WHAT TO WORK ON: Without changing a word, repeat the data, and include no pictures.

--

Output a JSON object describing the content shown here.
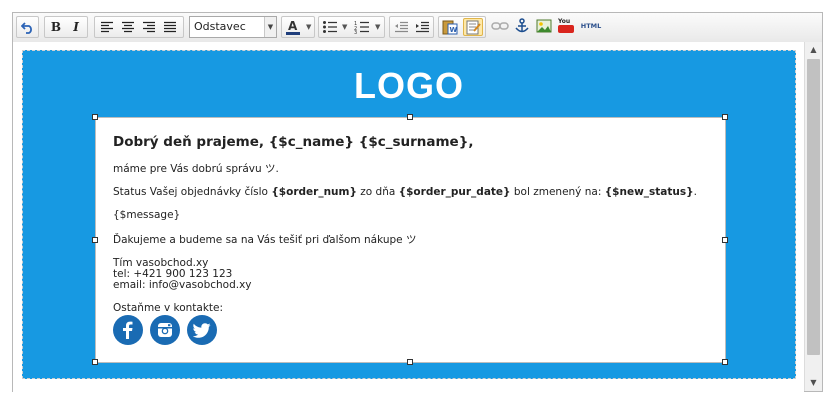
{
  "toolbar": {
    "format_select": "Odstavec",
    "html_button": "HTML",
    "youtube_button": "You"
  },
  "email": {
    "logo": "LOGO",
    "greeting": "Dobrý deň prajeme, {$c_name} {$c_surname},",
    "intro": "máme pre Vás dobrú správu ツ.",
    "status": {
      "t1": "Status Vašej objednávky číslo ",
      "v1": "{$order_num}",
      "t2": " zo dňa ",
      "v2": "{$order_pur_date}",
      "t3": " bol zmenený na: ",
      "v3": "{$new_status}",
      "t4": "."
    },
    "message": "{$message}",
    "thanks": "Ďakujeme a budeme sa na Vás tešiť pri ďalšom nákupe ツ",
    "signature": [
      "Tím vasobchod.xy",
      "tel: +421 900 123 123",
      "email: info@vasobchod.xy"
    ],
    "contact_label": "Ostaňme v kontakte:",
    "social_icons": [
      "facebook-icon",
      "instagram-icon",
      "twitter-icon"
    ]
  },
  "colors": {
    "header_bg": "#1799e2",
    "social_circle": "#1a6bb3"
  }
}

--

OUTPUT FOR THIS EXERCISE:
Output a JSON object describing the content shown here.
{
  "toolbar": {
    "format_select": "Odstavec",
    "html_button": "HTML",
    "youtube_button": "You"
  },
  "email": {
    "logo": "LOGO",
    "greeting": "Dobrý deň prajeme, {$c_name} {$c_surname},",
    "intro": "máme pre Vás dobrú správu ツ.",
    "status": {
      "t1": "Status Vašej objednávky číslo ",
      "v1": "{$order_num}",
      "t2": " zo dňa ",
      "v2": "{$order_pur_date}",
      "t3": " bol zmenený na: ",
      "v3": "{$new_status}",
      "t4": "."
    },
    "message": "{$message}",
    "thanks": "Ďakujeme a budeme sa na Vás tešiť pri ďalšom nákupe ツ",
    "signature": [
      "Tím vasobchod.xy",
      "tel: +421 900 123 123",
      "email: info@vasobchod.xy"
    ],
    "contact_label": "Ostaňme v kontakte:",
    "social_icons": [
      "facebook-icon",
      "instagram-icon",
      "twitter-icon"
    ]
  },
  "colors": {
    "header_bg": "#1799e2",
    "social_circle": "#1a6bb3"
  }
}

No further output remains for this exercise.